▶ _Required work_
Filter the entries that follow, copying every line in which the word "Settings" appears.

Stored data
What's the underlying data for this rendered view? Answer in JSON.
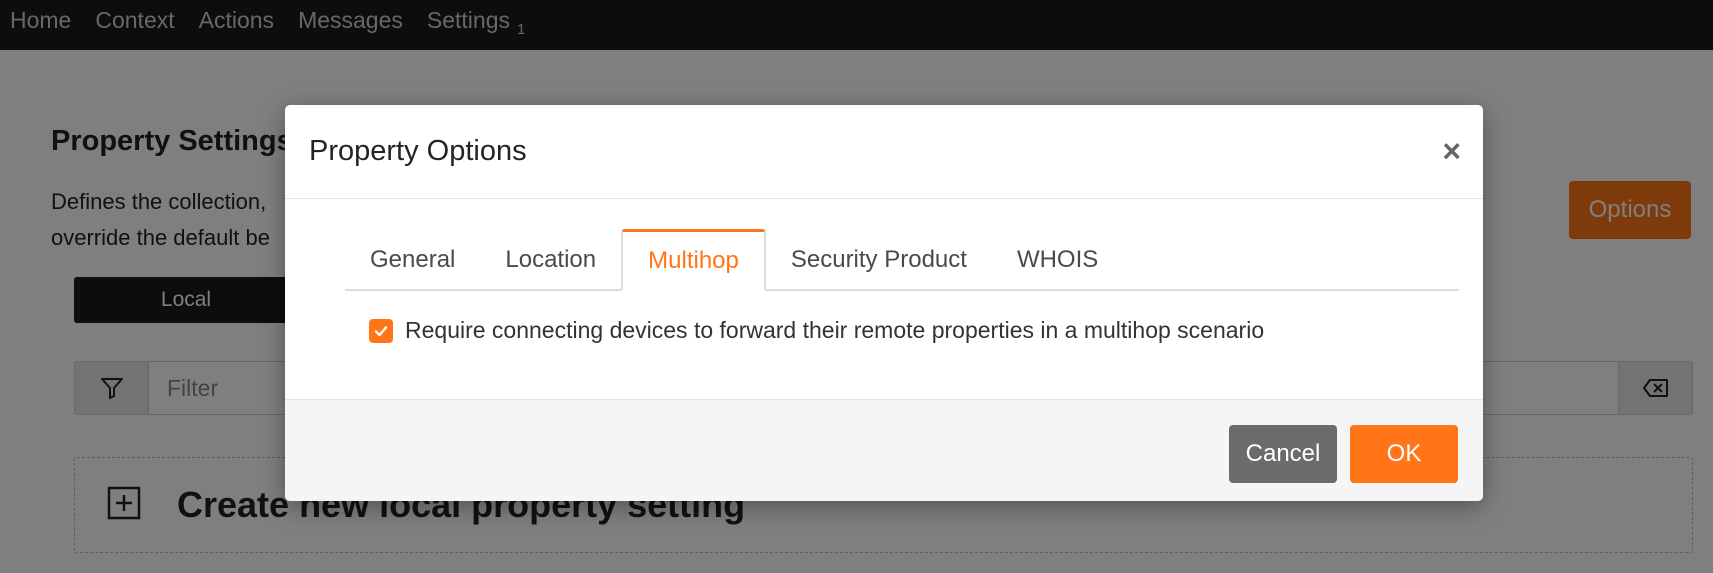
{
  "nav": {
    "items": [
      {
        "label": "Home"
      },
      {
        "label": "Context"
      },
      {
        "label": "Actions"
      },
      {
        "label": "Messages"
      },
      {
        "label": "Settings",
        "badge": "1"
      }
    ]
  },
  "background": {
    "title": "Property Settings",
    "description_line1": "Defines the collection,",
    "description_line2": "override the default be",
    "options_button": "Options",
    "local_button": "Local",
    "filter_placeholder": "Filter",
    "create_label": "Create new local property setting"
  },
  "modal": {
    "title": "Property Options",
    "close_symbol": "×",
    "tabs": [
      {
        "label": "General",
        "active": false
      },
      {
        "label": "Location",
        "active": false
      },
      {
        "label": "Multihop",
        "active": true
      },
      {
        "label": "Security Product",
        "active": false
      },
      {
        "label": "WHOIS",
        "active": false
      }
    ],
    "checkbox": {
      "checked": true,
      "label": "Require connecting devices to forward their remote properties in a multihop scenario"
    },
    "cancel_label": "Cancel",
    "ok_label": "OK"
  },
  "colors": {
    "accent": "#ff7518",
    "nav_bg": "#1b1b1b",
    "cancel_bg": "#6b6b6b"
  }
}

▶ _Solution to the exercise_
        "label": "Settings",
    "title": "Property Settings",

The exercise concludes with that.